For some in the agri-food sector, particularly policy makers, scientists, processors, and technology developers it is viewed as innovative, modern, and offering farmers the ability to provide extra care for animals and the environment. However, for others, particularly farmers and consumers, it is viewed as promoting large scale, high-volume, and efficiency-driven industrialisation of farming that commodifies animals and exacerbates the disconnect between humans, animals, and the land.
This includes perceptions about the negative influence of big agritech on farmers’ ability to farm the way they want to. For example, in the past many farmers had the right to fix their own tractors but some are now reliant on the equipment companies to do this, due to the complex software and technology in the tractors, repair restrictions and IP provisions.
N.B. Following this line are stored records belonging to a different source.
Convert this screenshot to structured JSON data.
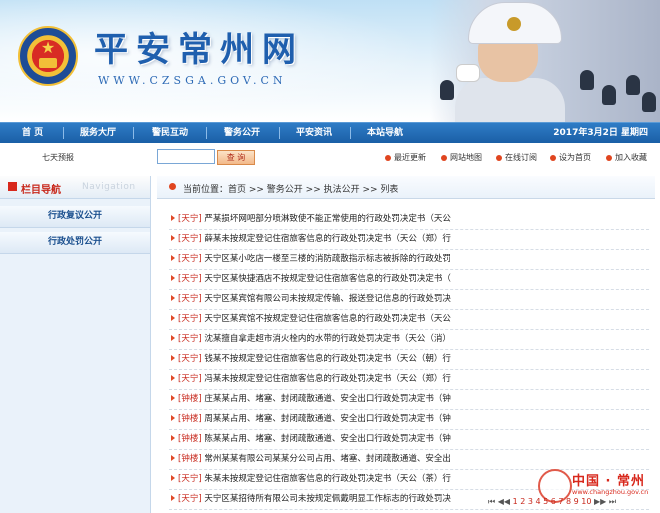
{
  "header": {
    "site_title": "平安常州网",
    "site_url": "WWW.CZSGA.GOV.CN"
  },
  "nav": {
    "items": [
      {
        "label": "首  页"
      },
      {
        "label": "服务大厅"
      },
      {
        "label": "警民互动"
      },
      {
        "label": "警务公开"
      },
      {
        "label": "平安资讯"
      },
      {
        "label": "本站导航"
      }
    ],
    "date": "2017年3月2日  星期四"
  },
  "toolbar": {
    "forecast": "七天预报",
    "search_placeholder": "",
    "search_button": "查 询",
    "links": [
      {
        "label": "最近更新"
      },
      {
        "label": "网站地图"
      },
      {
        "label": "在线订阅"
      },
      {
        "label": "设为首页"
      },
      {
        "label": "加入收藏"
      }
    ]
  },
  "sidebar": {
    "title": "栏目导航",
    "title_en": "Navigation",
    "items": [
      {
        "label": "行政复议公开"
      },
      {
        "label": "行政处罚公开"
      }
    ]
  },
  "breadcrumb": {
    "text": "当前位置：首页 >> 警务公开 >> 执法公开 >> 列表"
  },
  "list": {
    "items": [
      {
        "tag": "[天宁]",
        "title": "严某损坏网吧部分喷淋致使不能正常使用的行政处罚决定书（天公"
      },
      {
        "tag": "[天宁]",
        "title": "薛某未按规定登记住宿旅客信息的行政处罚决定书（天公（郑）行"
      },
      {
        "tag": "[天宁]",
        "title": "天宁区某小吃店一楼至三楼的消防疏散指示标志被拆除的行政处罚"
      },
      {
        "tag": "[天宁]",
        "title": "天宁区某快捷酒店不按规定登记住宿旅客信息的行政处罚决定书（"
      },
      {
        "tag": "[天宁]",
        "title": "天宁区某宾馆有限公司未按规定传输、报送登记信息的行政处罚决"
      },
      {
        "tag": "[天宁]",
        "title": "天宁区某宾馆不按规定登记住宿旅客信息的行政处罚决定书（天公"
      },
      {
        "tag": "[天宁]",
        "title": "沈某擅自拿走超市消火栓内的水带的行政处罚决定书（天公（消）"
      },
      {
        "tag": "[天宁]",
        "title": "钱某不按规定登记住宿旅客信息的行政处罚决定书（天公（朝）行"
      },
      {
        "tag": "[天宁]",
        "title": "冯某未按规定登记住宿旅客信息的行政处罚决定书（天公（郑）行"
      },
      {
        "tag": "[钟楼]",
        "title": "庄某某占用、堵塞、封闭疏散通道、安全出口行政处罚决定书（钟"
      },
      {
        "tag": "[钟楼]",
        "title": "周某某占用、堵塞、封闭疏散通道、安全出口行政处罚决定书（钟"
      },
      {
        "tag": "[钟楼]",
        "title": "陈某某占用、堵塞、封闭疏散通道、安全出口行政处罚决定书（钟"
      },
      {
        "tag": "[钟楼]",
        "title": "常州某某有限公司某某分公司占用、堵塞、封闭疏散通道、安全出"
      },
      {
        "tag": "[天宁]",
        "title": "朱某未按规定登记住宿旅客信息的行政处罚决定书（天公（茶）行"
      },
      {
        "tag": "[天宁]",
        "title": "天宁区某招待所有限公司未按规定佩戴明显工作标志的行政处罚决"
      }
    ]
  },
  "pager": {
    "first": "⏮",
    "prev": "◀◀",
    "pages": "1 2 3 4 5 6 7 8 9 10",
    "next": "▶▶",
    "last": "⏭"
  },
  "watermark": {
    "title": "中国 · 常州",
    "url": "www.changzhou.gov.cn"
  },
  "colors": {
    "nav_bg": "#1a5fa6",
    "accent_red": "#c8281c",
    "link_blue": "#1a4f8e"
  }
}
NZBIDA's former project lead Dr Mark Shepherd said, “The work of James and his team illustrates what a huge undertaking it is going to realise the transformational potential of digital technologies in the New Zealand agricultural sector. It’s as much about people as about the technology: farmers, processors, society (consumers and citizens), and the technology companies. These stakeholders, and in our New Zealand livestock systems, the animals themselves, have different, and at times competing, needs.”